TASK TO COMPLETE:
Say the data back exactly as it is written below.

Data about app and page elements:
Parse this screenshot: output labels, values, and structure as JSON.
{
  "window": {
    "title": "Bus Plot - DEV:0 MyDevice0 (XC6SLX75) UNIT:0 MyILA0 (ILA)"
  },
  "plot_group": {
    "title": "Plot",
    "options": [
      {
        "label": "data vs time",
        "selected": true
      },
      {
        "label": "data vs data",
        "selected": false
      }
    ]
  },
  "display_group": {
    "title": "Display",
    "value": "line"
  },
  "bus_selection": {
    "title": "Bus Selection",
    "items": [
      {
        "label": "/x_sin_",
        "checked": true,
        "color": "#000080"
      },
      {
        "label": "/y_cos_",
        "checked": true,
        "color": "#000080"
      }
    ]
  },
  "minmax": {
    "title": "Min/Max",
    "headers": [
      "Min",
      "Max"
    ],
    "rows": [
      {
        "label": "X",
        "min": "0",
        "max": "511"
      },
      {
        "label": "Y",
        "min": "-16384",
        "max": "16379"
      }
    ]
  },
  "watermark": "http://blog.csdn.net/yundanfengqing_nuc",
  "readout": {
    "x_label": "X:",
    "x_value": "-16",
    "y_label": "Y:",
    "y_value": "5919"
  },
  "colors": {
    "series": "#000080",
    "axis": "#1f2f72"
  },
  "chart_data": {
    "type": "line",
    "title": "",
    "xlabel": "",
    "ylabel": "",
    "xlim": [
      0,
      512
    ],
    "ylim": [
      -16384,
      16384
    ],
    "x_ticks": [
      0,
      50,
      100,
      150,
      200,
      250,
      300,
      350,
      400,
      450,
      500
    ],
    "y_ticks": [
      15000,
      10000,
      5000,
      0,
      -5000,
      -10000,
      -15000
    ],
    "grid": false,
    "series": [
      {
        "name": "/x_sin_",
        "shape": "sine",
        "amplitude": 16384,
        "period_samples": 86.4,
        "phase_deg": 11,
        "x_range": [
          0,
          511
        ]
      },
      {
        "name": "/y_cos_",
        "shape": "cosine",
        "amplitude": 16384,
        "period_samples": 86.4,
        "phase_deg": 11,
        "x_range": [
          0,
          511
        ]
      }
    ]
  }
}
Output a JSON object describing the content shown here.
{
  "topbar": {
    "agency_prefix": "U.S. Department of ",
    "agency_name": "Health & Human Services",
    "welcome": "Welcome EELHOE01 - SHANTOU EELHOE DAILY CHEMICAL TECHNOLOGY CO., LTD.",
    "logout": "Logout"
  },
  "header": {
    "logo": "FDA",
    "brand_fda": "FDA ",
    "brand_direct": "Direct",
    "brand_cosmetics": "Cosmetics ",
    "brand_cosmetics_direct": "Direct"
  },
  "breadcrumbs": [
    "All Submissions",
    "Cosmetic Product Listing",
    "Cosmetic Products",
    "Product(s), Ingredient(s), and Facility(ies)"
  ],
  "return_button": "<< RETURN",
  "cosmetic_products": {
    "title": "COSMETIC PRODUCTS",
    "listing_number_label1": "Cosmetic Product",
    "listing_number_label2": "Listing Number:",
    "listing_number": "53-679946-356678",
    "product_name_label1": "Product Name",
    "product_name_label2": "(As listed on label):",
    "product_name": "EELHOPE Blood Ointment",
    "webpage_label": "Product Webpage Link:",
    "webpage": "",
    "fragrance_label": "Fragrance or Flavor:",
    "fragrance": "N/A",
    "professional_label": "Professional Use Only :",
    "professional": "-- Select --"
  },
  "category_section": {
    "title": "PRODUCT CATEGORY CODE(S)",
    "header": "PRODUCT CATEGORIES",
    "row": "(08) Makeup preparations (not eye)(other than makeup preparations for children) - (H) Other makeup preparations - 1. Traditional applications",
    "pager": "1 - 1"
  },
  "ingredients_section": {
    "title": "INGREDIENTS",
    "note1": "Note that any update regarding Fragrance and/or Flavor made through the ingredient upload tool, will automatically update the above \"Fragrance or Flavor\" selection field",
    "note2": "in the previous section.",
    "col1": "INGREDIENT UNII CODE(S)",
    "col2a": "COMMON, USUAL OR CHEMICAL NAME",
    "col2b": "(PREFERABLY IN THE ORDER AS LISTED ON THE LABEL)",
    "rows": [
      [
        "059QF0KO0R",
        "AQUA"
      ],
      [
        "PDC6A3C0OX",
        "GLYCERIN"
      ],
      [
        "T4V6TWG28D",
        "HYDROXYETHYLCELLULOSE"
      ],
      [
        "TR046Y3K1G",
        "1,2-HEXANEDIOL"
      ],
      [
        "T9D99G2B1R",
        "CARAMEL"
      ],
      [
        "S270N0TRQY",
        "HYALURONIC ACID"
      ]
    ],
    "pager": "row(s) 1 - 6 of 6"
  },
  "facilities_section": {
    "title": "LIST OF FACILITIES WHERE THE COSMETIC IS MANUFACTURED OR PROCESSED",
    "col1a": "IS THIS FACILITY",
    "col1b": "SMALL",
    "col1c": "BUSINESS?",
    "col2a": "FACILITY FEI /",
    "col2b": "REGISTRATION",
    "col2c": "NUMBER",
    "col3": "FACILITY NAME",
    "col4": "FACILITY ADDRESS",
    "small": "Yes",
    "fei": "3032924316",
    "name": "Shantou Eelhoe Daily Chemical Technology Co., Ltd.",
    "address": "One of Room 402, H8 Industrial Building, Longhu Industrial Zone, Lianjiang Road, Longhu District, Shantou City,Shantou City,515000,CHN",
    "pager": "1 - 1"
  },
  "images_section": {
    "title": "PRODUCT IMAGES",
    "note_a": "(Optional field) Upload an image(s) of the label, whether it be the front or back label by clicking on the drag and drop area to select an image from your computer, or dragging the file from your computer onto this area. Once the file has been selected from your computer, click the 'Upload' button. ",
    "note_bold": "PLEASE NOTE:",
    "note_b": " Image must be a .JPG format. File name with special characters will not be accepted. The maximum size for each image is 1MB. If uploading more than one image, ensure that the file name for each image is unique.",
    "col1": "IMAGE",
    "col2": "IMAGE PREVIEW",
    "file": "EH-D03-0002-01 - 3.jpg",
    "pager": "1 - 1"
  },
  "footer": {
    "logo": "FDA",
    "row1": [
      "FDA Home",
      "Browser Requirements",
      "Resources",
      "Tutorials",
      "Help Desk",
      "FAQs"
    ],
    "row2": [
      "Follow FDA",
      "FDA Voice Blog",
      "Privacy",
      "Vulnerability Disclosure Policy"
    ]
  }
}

RESPONSE TO THE TASK:
Parse this screenshot: output labels, values, and structure as JSON.
{
  "window": {
    "title": "Bus Plot - DEV:0 MyDevice0 (XC6SLX75) UNIT:0 MyILA0 (ILA)"
  },
  "plot_group": {
    "title": "Plot",
    "options": [
      {
        "label": "data vs time",
        "selected": true
      },
      {
        "label": "data vs data",
        "selected": false
      }
    ]
  },
  "display_group": {
    "title": "Display",
    "value": "line"
  },
  "bus_selection": {
    "title": "Bus Selection",
    "items": [
      {
        "label": "/x_sin_",
        "checked": true,
        "color": "#000080"
      },
      {
        "label": "/y_cos_",
        "checked": true,
        "color": "#000080"
      }
    ]
  },
  "minmax": {
    "title": "Min/Max",
    "headers": [
      "Min",
      "Max"
    ],
    "rows": [
      {
        "label": "X",
        "min": "0",
        "max": "511"
      },
      {
        "label": "Y",
        "min": "-16384",
        "max": "16379"
      }
    ]
  },
  "watermark": "http://blog.csdn.net/yundanfengqing_nuc",
  "readout": {
    "x_label": "X:",
    "x_value": "-16",
    "y_label": "Y:",
    "y_value": "5919"
  },
  "colors": {
    "series": "#000080",
    "axis": "#1f2f72"
  },
  "chart_data": {
    "type": "line",
    "title": "",
    "xlabel": "",
    "ylabel": "",
    "xlim": [
      0,
      512
    ],
    "ylim": [
      -16384,
      16384
    ],
    "x_ticks": [
      0,
      50,
      100,
      150,
      200,
      250,
      300,
      350,
      400,
      450,
      500
    ],
    "y_ticks": [
      15000,
      10000,
      5000,
      0,
      -5000,
      -10000,
      -15000
    ],
    "grid": false,
    "series": [
      {
        "name": "/x_sin_",
        "shape": "sine",
        "amplitude": 16384,
        "period_samples": 86.4,
        "phase_deg": 11,
        "x_range": [
          0,
          511
        ]
      },
      {
        "name": "/y_cos_",
        "shape": "cosine",
        "amplitude": 16384,
        "period_samples": 86.4,
        "phase_deg": 11,
        "x_range": [
          0,
          511
        ]
      }
    ]
  }
}
Output a JSON object describing the content shown here.
{
  "topbar": {
    "agency_prefix": "U.S. Department of ",
    "agency_name": "Health & Human Services",
    "welcome": "Welcome EELHOE01 - SHANTOU EELHOE DAILY CHEMICAL TECHNOLOGY CO., LTD.",
    "logout": "Logout"
  },
  "header": {
    "logo": "FDA",
    "brand_fda": "FDA ",
    "brand_direct": "Direct",
    "brand_cosmetics": "Cosmetics ",
    "brand_cosmetics_direct": "Direct"
  },
  "breadcrumbs": [
    "All Submissions",
    "Cosmetic Product Listing",
    "Cosmetic Products",
    "Product(s), Ingredient(s), and Facility(ies)"
  ],
  "return_button": "<< RETURN",
  "cosmetic_products": {
    "title": "COSMETIC PRODUCTS",
    "listing_number_label1": "Cosmetic Product",
    "listing_number_label2": "Listing Number:",
    "listing_number": "53-679946-356678",
    "product_name_label1": "Product Name",
    "product_name_label2": "(As listed on label):",
    "product_name": "EELHOPE Blood Ointment",
    "webpage_label": "Product Webpage Link:",
    "webpage": "",
    "fragrance_label": "Fragrance or Flavor:",
    "fragrance": "N/A",
    "professional_label": "Professional Use Only :",
    "professional": "-- Select --"
  },
  "category_section": {
    "title": "PRODUCT CATEGORY CODE(S)",
    "header": "PRODUCT CATEGORIES",
    "row": "(08) Makeup preparations (not eye)(other than makeup preparations for children) - (H) Other makeup preparations - 1. Traditional applications",
    "pager": "1 - 1"
  },
  "ingredients_section": {
    "title": "INGREDIENTS",
    "note1": "Note that any update regarding Fragrance and/or Flavor made through the ingredient upload tool, will automatically update the above \"Fragrance or Flavor\" selection field",
    "note2": "in the previous section.",
    "col1": "INGREDIENT UNII CODE(S)",
    "col2a": "COMMON, USUAL OR CHEMICAL NAME",
    "col2b": "(PREFERABLY IN THE ORDER AS LISTED ON THE LABEL)",
    "rows": [
      [
        "059QF0KO0R",
        "AQUA"
      ],
      [
        "PDC6A3C0OX",
        "GLYCERIN"
      ],
      [
        "T4V6TWG28D",
        "HYDROXYETHYLCELLULOSE"
      ],
      [
        "TR046Y3K1G",
        "1,2-HEXANEDIOL"
      ],
      [
        "T9D99G2B1R",
        "CARAMEL"
      ],
      [
        "S270N0TRQY",
        "HYALURONIC ACID"
      ]
    ],
    "pager": "row(s) 1 - 6 of 6"
  },
  "facilities_section": {
    "title": "LIST OF FACILITIES WHERE THE COSMETIC IS MANUFACTURED OR PROCESSED",
    "col1a": "IS THIS FACILITY",
    "col1b": "SMALL",
    "col1c": "BUSINESS?",
    "col2a": "FACILITY FEI /",
    "col2b": "REGISTRATION",
    "col2c": "NUMBER",
    "col3": "FACILITY NAME",
    "col4": "FACILITY ADDRESS",
    "small": "Yes",
    "fei": "3032924316",
    "name": "Shantou Eelhoe Daily Chemical Technology Co., Ltd.",
    "address": "One of Room 402, H8 Industrial Building, Longhu Industrial Zone, Lianjiang Road, Longhu District, Shantou City,Shantou City,515000,CHN",
    "pager": "1 - 1"
  },
  "images_section": {
    "title": "PRODUCT IMAGES",
    "note_a": "(Optional field) Upload an image(s) of the label, whether it be the front or back label by clicking on the drag and drop area to select an image from your computer, or dragging the file from your computer onto this area. Once the file has been selected from your computer, click the 'Upload' button. ",
    "note_bold": "PLEASE NOTE:",
    "note_b": " Image must be a .JPG format. File name with special characters will not be accepted. The maximum size for each image is 1MB. If uploading more than one image, ensure that the file name for each image is unique.",
    "col1": "IMAGE",
    "col2": "IMAGE PREVIEW",
    "file": "EH-D03-0002-01 - 3.jpg",
    "pager": "1 - 1"
  },
  "footer": {
    "logo": "FDA",
    "row1": [
      "FDA Home",
      "Browser Requirements",
      "Resources",
      "Tutorials",
      "Help Desk",
      "FAQs"
    ],
    "row2": [
      "Follow FDA",
      "FDA Voice Blog",
      "Privacy",
      "Vulnerability Disclosure Policy"
    ]
  }
}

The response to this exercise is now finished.